The U.S. House of Representatives has proposed legislation that could potentially halt progress on studies to alter genetic material of embryos. The 2016 spending bill from Congress would prevent the U.S. Food and Drug Administration from conducting trials on embryo editing by eliminating funds for this type of research. Hank Greely, with the Stanford Center for Biomedical Ethics, provides comment in this Nature magazine article.
--After Haiyan: Stanford med student makes film about post-typhoon Philippines
Michael Nedelman, a filmmaker and medical student, produced a film about access to health care following the 2013 typhoon Haiyan in the Philippines. He discusses his work in this Q&A.
San Francisco Chronicle, 06/25/15
--U.S. Supreme Court upholds federal health-care law
Millions of Americans can keep their subsidized health care, following the Supreme Court’s monumental ruling on the Affordable Care Act Thursday. The court ruled 6-3 that subsidies available through federal insurance exchanges are legal. David Studdert, professor of medicine and of law, is quoted in this article. A Scope post highlights comments on the ruling from Stanford experts, including Studdert; Hank Greely, with the Stanford Center for Biomedical Ethics and director of the Stanford Center for Law and the Biosciences (he also shares a longer piece in a separate Scope post); Laurence Baker, professor of health research and policy; Jay Bhattacharya, professor of medicine and a member of the Stanford Center for Health Policy/Center for Primary Care and Outcomes Research; and Michelle Mello, professor of law and of health research and policy.

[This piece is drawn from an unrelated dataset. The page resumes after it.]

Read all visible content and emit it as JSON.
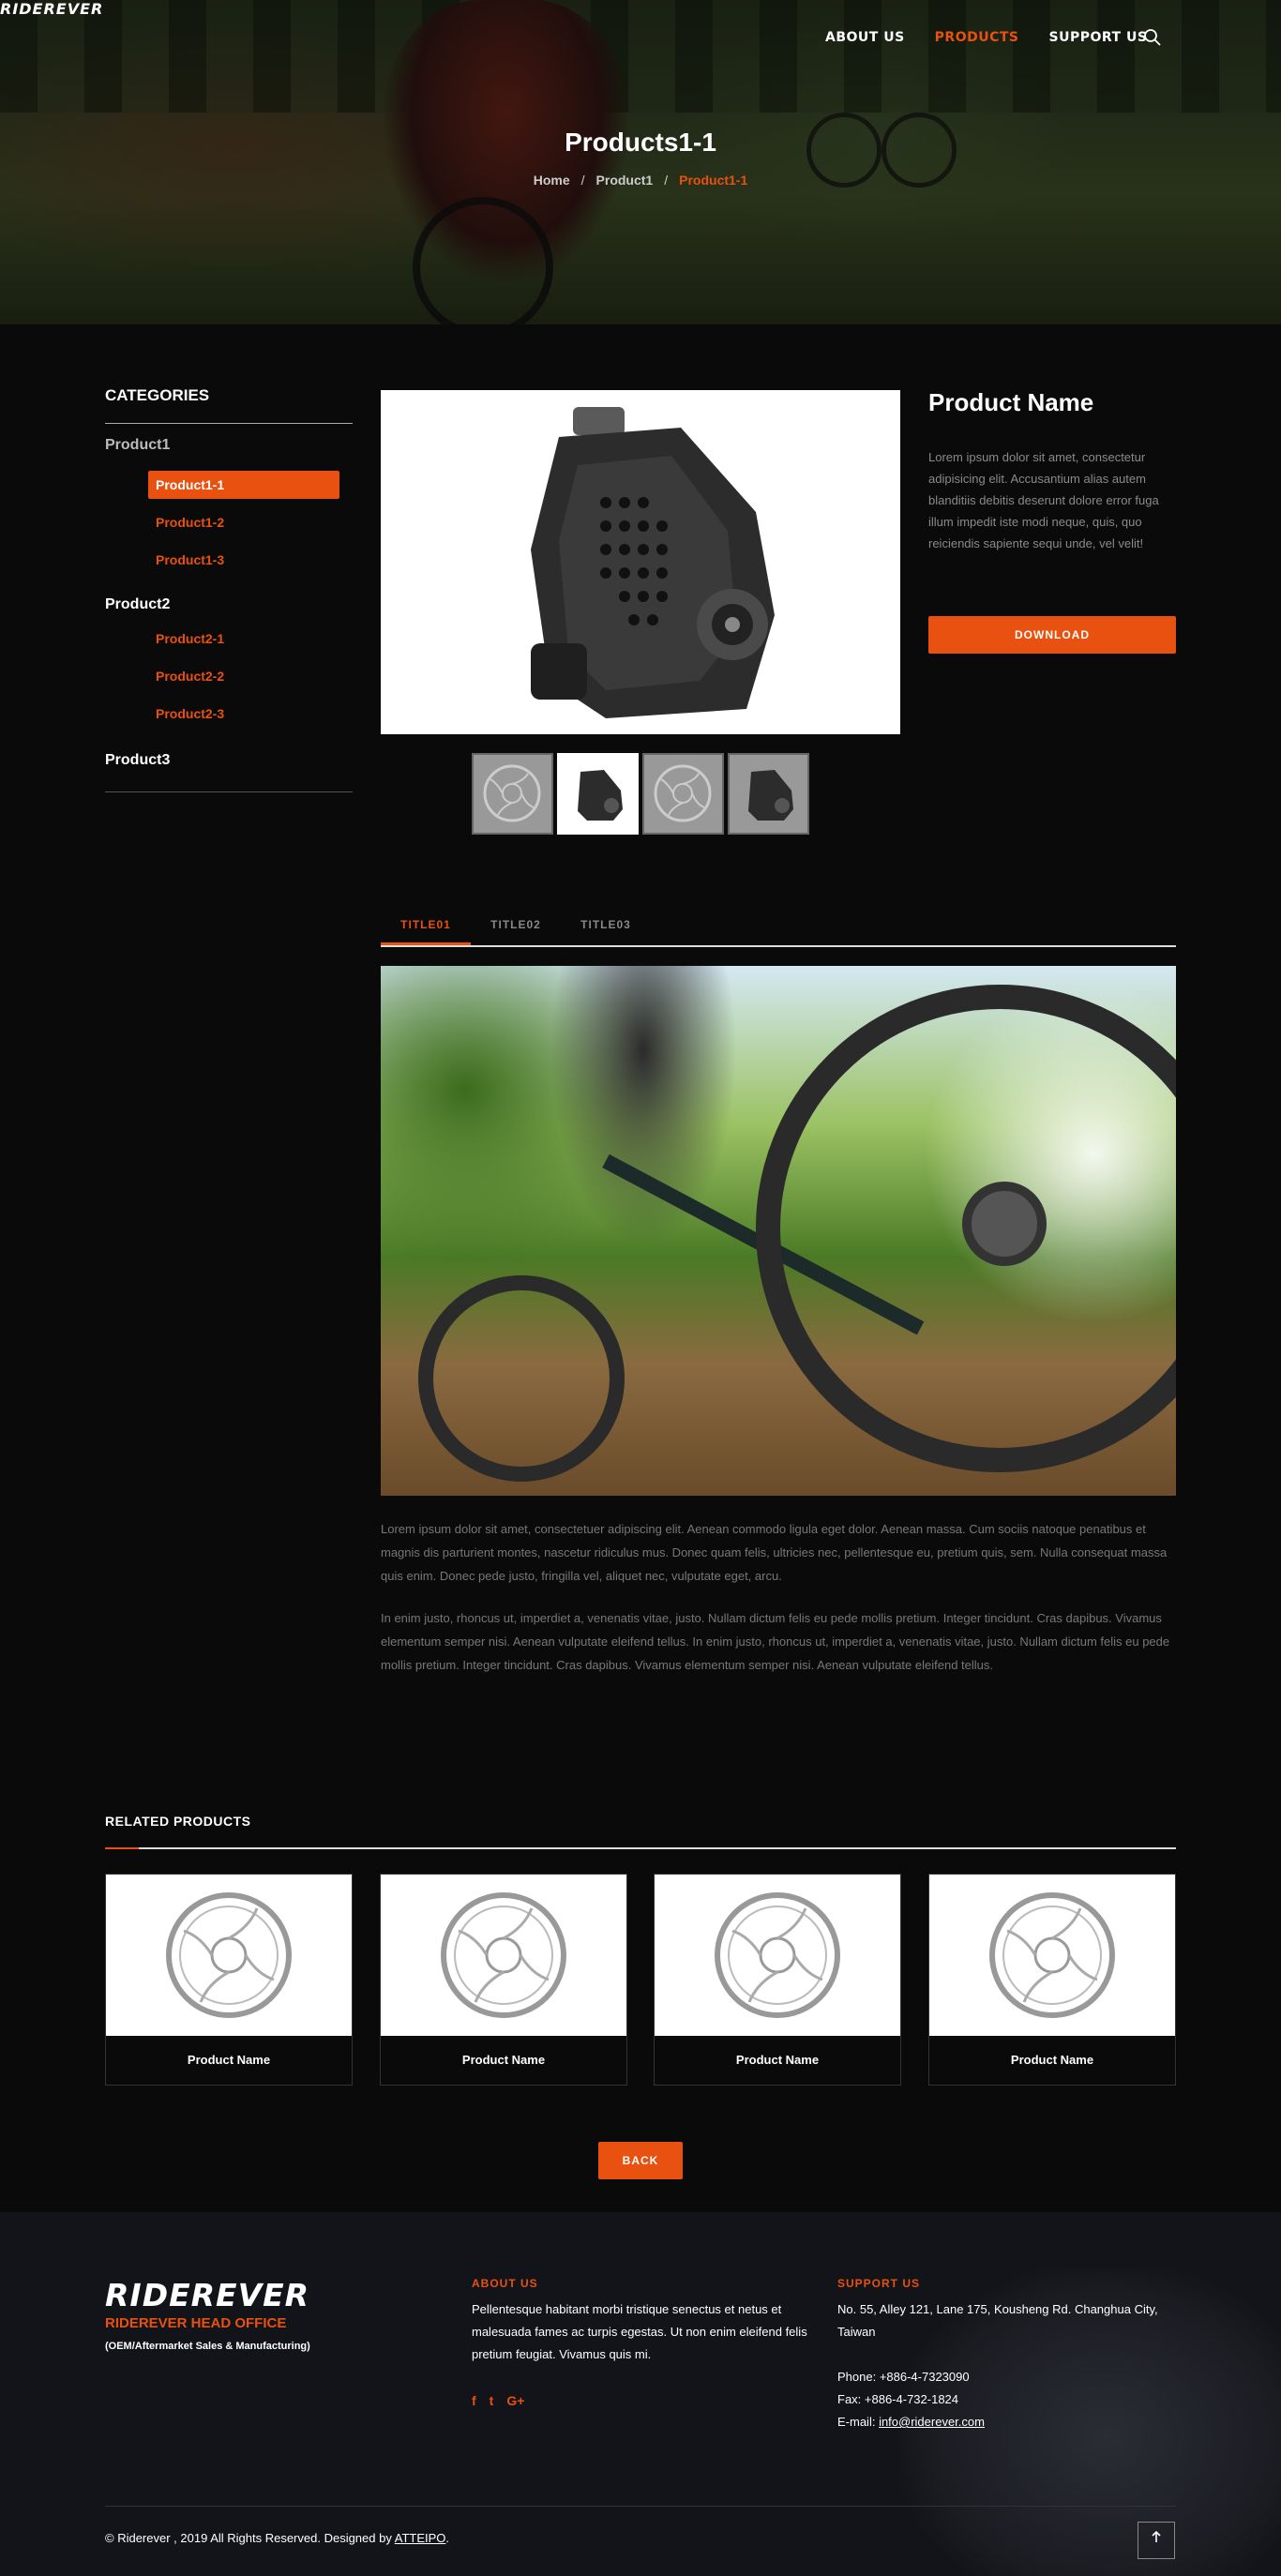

San Jose Mercury News, 6/21/15
--California bill gives terminally ill patients Right To Try experimental drugs
The California Legislature is considering several bills that would give terminal patients the opportunity to try experimental drugs. This article quotes David Magnus, the Thomas A. Raffin Chair and Professor in Medicine and Biomedical Ethics and director of the Stanford Center for Biomedical Ethics.
Washington Post, 06/18/15
--Genetic analysis says Kennewick Man is Native American after all
A new genetic analysis of an 8,500-year-old skeleton found in Washington in 1996 — long the subject of controversy — suggests the man was an ancestor of present-day Native Americans. The research was led by scientists from the University of Copenhagen and by Stanford postdoctoral research fellow Morten Rasmussen, who worked with Carlos Bustamante, professor of genetics. Rasmussen is quoted in articles by CBS News, Discovery News, Forbes, Huffington Post, Los Angeles Times, Popular Archaeology, Reuters and Smithsonian.com and in a Stanford Medicine press release. Hank Greely, with the Stanford Center for Biomedical Ethics, is quoted in articles from Nature News and The Scientist.
--The government has no backup plan if court rules against Obamacare
If the Supreme Court rules against the Affordable Care Act, millions of Americans could lose their insurance. This article quotes Hank Greely, with the Stanford Center for Biomedical Ethics.
--Brain implant trials raise ethical concerns
Investigators have developed therapies for depression, Parkinson's disease and other conditions that rely on electrodes sending signals into the brain. Implanting devices in the brain poses special ethical challenges, says Hank Greely, with the Stanford Center for Biomedical Ethics.